Wei Yu, "Refactoring Use Case Models on Episodes," Thesis, Dept. of Computer Science, Concordia Univ., Montreal, Quebec, Mar. 2004; pp. 1-97.
Yara, P, et al. "Global Software Development with Cloud Platforms", Gotel, O. et al. (eds): Seafood 2009, LNBIP 35, pp. 81-95, 2009.

Also Published As

Publication number Publication date Type
US20140201686A1 (en) 2014-07-17 application

Similar Documents

Publication Publication Date Title
Deelman et al. Pegasus, a workflow management system for science automation
US7653896B2 (en) Smart UI recording and playback framework
US20080294777A1 (en) Method and apparatus for template-based provisioning in a service delivery environment
US8225288B2 (en) Model-based testing using branches, decisions, and options
US20120173581A1 (en) Strict Tenant Isolation in Multi-Tenant Enabled Systems
US20110055399A1 (en) Provisioner within cloud console--defining images of an enterprise to be operable on different cloud computing providers
US20110047415A1 (en) Debugging of business flows deployed in production servers
US20070094609A1 (en) Executable and declarative specification for graphical user interfaces
US20100131916A1 (en) Software for modeling business tasks
US20090288078A1 (en) Method and Apparatus for Deploying Applications
US7512942B2 (en) Model-driven software deployment in an application server
US20060230319A1 (en) Automated migration of software instructions
US7814465B2 (en) Method and apparatus for application verification
Mościcki et al. Ganga: a tool for computational-task management and easy access to Grid resources
US20100205604A1 (en) Systems and methods for efficiently running multiple instances of multiple applications
US20080222454A1 (en) Program test system
US20100125541A1 (en) Popup window for error correction
US20120131468A1 (en) Template for optimizing it infrastructure configuration
US7340747B1 (en) System and methods for deploying and invoking a distributed object model
US8448130B1 (en) Auto-generated code validation
US20100058113A1 (en) Multi-layer context parsing and incident model construction for software support
Orwick et al. Developing Drivers with the Windows Driver Foundation
US20080115116A1 (en) Method and apparatus for dynamically binding service component implementations for specific unit test cases
US20120246609A1 (en) Automatic generation of user stories for software products via a product content space
US20090064000A1 (en) SYSTEMS, METHODS AND COMPUTER PRODUCTS TO AUTOMATICALLY COMPLETE a GUI TASK
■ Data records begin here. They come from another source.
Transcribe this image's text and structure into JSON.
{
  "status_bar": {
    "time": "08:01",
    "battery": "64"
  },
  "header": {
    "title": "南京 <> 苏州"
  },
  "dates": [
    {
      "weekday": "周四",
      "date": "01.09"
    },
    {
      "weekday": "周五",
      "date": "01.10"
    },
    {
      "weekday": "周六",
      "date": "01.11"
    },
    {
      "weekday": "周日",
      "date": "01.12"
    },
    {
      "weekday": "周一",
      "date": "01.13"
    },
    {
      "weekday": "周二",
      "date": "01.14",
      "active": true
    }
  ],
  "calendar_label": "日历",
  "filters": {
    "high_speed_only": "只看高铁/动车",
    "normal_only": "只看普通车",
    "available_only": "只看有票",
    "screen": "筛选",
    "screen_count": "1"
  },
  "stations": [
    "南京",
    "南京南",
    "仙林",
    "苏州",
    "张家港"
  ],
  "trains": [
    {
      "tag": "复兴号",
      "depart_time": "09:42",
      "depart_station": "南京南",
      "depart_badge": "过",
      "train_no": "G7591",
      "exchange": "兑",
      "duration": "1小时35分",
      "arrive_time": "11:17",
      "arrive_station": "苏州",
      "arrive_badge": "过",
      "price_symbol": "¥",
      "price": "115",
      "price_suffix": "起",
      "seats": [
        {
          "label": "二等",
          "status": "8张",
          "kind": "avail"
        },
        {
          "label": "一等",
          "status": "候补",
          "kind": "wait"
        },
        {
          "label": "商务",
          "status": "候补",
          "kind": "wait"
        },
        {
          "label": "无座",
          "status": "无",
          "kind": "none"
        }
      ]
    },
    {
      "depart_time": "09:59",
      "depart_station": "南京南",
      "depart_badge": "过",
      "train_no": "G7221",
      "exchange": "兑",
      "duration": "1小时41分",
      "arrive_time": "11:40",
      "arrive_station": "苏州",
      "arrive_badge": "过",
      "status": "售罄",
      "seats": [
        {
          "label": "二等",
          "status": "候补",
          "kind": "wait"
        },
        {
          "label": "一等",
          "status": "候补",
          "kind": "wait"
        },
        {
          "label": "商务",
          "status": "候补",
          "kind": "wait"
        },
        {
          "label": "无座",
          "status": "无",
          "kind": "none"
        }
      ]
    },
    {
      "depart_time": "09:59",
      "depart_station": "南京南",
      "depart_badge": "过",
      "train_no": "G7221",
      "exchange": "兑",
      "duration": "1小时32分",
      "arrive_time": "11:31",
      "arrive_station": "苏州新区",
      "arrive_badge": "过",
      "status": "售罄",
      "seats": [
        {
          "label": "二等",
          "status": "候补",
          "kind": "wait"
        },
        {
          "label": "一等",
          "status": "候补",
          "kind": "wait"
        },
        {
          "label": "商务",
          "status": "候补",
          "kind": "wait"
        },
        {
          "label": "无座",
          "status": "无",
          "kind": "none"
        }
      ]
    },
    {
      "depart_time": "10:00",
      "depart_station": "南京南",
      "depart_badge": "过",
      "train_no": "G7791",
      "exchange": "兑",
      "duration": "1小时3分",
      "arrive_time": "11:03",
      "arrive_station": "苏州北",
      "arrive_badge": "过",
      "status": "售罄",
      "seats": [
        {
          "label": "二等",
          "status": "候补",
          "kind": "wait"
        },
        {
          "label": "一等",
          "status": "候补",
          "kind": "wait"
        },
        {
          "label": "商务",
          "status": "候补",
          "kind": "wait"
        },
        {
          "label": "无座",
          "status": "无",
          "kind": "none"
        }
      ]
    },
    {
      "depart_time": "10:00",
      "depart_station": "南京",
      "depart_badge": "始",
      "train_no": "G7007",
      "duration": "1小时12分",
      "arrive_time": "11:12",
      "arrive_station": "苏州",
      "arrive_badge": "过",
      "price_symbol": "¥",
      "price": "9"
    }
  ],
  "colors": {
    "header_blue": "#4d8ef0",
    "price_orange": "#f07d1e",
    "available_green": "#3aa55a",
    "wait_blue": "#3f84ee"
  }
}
Legal Events

Date Code Title Description
AS Assignment

Owner name: INTERNATIONAL BUSINESS MACHINES CORPORATION, NEW Y

Free format text: ASSIGNMENT OF ASSIGNORS INTEREST;ASSIGNORS:BAKTHAVACHALAM, SENTHIL K.;BODEN, EDWARD B.;FULLAM, MARTIN M.;SIGNING DATES FROM 20121128 TO 20121201;REEL/FRAME:029634/0001